▶ Your instructions: Wherever the line that contains "What's the underlying" falls, repeat it and the lines after it exactly until the records end, without any pictures.

'''

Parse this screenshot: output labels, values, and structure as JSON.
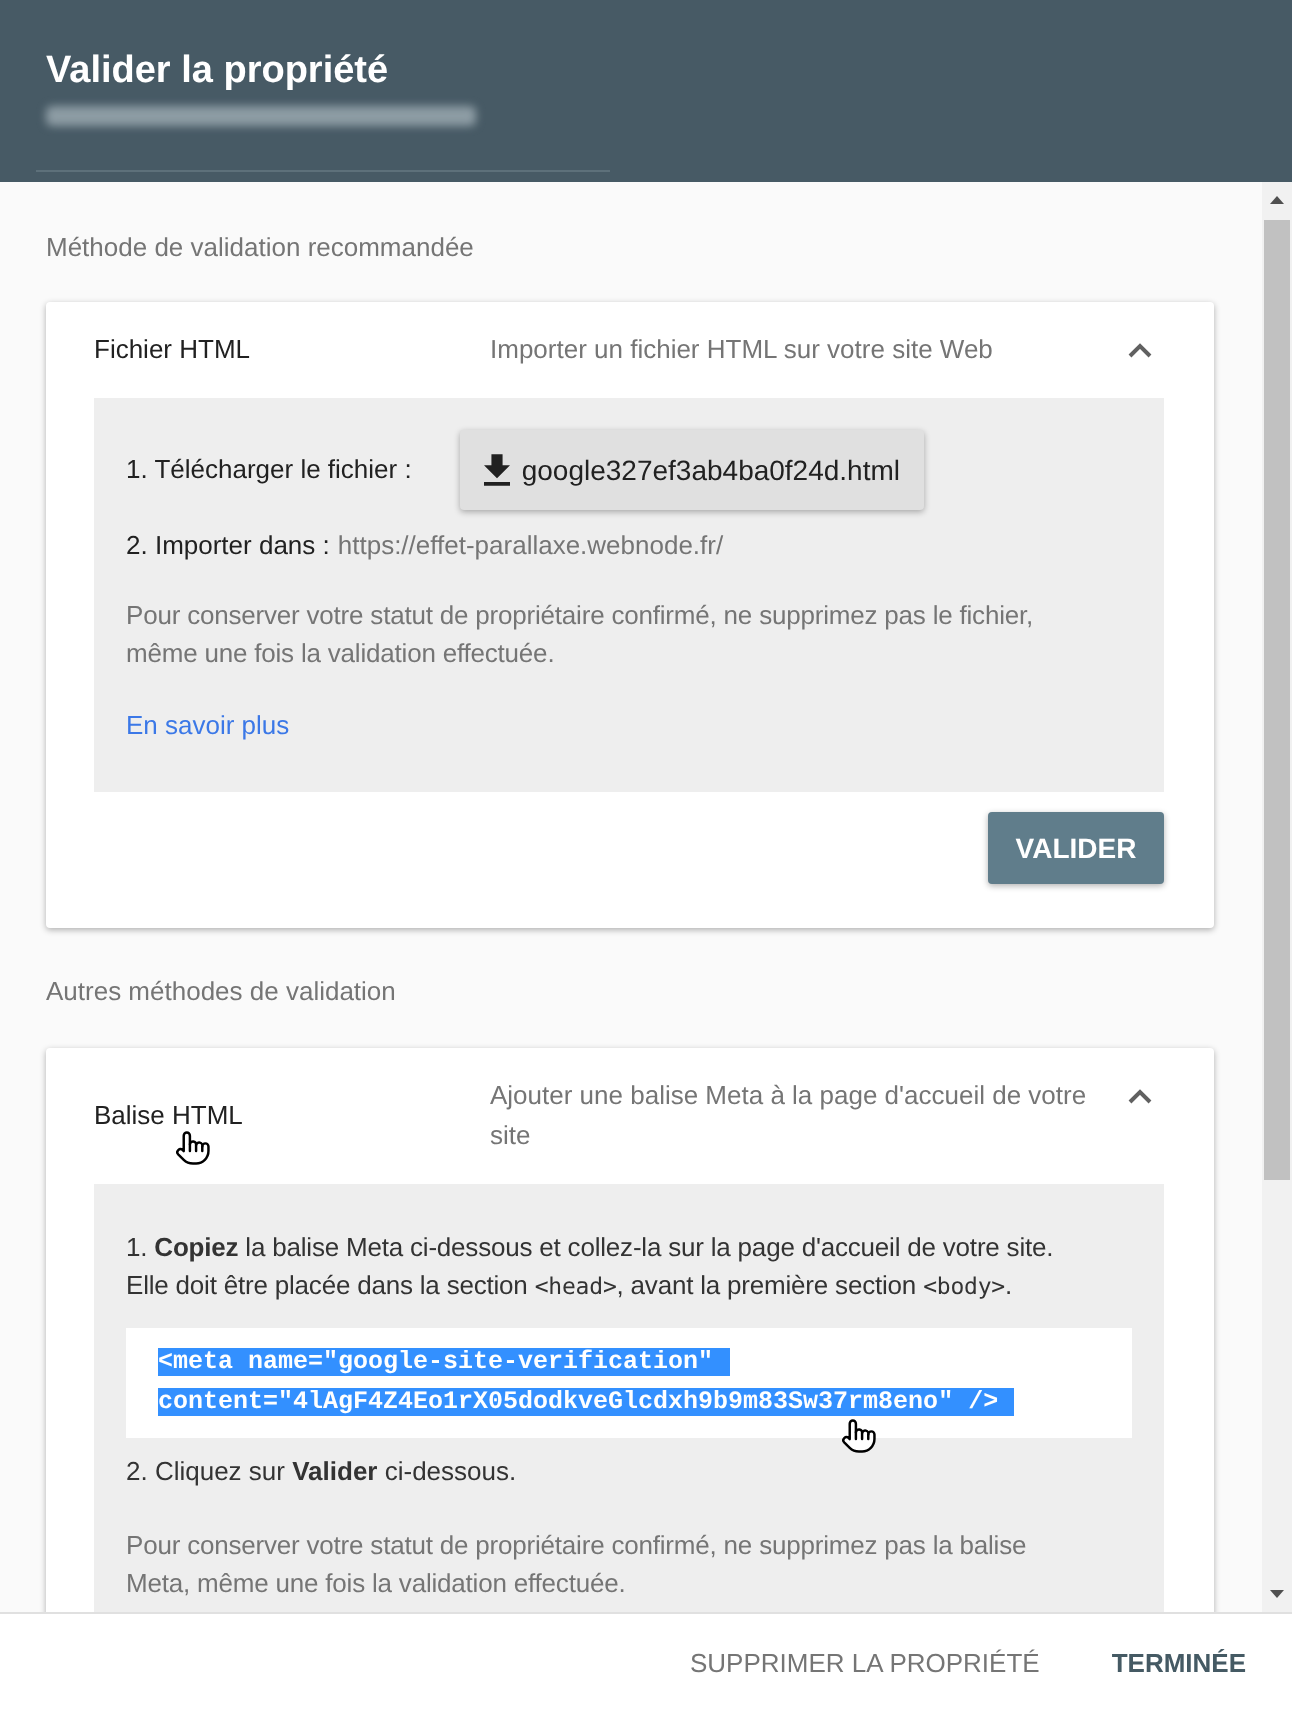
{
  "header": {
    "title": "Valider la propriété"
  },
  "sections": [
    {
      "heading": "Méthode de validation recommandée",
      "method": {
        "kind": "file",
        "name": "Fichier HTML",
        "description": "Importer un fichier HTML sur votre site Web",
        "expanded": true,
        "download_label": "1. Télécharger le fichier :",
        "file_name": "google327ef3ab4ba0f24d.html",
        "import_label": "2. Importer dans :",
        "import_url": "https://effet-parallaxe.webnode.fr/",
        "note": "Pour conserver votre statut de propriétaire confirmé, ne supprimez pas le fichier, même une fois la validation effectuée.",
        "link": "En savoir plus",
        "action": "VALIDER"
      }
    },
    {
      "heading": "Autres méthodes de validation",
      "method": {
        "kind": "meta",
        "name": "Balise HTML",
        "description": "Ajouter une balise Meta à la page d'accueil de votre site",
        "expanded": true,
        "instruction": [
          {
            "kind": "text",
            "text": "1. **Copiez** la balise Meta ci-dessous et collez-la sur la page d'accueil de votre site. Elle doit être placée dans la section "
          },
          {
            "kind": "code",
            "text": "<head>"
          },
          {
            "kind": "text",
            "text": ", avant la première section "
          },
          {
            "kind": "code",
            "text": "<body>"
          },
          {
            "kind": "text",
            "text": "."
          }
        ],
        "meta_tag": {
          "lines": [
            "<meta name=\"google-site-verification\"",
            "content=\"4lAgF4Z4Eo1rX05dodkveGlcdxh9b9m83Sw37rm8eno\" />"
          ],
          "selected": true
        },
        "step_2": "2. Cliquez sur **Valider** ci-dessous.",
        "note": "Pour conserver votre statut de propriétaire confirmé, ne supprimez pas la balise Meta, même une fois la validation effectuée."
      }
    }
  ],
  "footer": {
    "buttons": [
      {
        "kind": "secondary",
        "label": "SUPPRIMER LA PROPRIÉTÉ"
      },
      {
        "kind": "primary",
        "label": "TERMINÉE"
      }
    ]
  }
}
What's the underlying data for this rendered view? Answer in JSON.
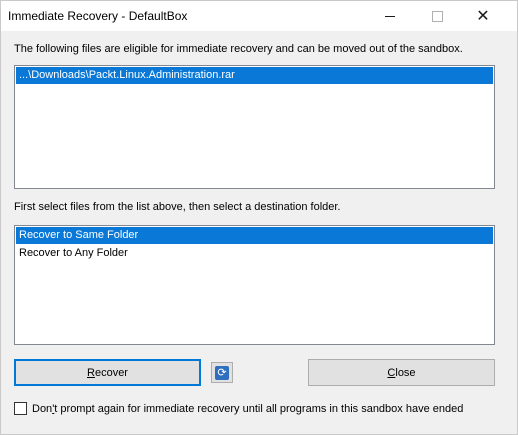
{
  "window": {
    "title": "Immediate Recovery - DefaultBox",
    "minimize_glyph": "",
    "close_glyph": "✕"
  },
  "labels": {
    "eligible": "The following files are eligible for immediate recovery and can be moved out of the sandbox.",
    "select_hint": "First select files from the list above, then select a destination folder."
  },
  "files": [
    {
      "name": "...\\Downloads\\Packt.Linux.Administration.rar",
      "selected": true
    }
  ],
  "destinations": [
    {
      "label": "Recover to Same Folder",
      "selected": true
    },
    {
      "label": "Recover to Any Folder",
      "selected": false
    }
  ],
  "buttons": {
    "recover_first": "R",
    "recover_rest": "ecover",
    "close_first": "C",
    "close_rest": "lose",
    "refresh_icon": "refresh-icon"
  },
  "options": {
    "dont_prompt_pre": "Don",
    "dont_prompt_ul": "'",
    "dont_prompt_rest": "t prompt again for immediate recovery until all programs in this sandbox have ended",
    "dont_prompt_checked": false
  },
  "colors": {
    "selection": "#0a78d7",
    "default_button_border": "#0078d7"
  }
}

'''

▶ Finished exercise:
What's the underlying data for this rendered view? Answer in JSON.
{
  "window": {
    "title": "Immediate Recovery - DefaultBox",
    "minimize_glyph": "",
    "close_glyph": "✕"
  },
  "labels": {
    "eligible": "The following files are eligible for immediate recovery and can be moved out of the sandbox.",
    "select_hint": "First select files from the list above, then select a destination folder."
  },
  "files": [
    {
      "name": "...\\Downloads\\Packt.Linux.Administration.rar",
      "selected": true
    }
  ],
  "destinations": [
    {
      "label": "Recover to Same Folder",
      "selected": true
    },
    {
      "label": "Recover to Any Folder",
      "selected": false
    }
  ],
  "buttons": {
    "recover_first": "R",
    "recover_rest": "ecover",
    "close_first": "C",
    "close_rest": "lose",
    "refresh_icon": "refresh-icon"
  },
  "options": {
    "dont_prompt_pre": "Don",
    "dont_prompt_ul": "'",
    "dont_prompt_rest": "t prompt again for immediate recovery until all programs in this sandbox have ended",
    "dont_prompt_checked": false
  },
  "colors": {
    "selection": "#0a78d7",
    "default_button_border": "#0078d7"
  }
}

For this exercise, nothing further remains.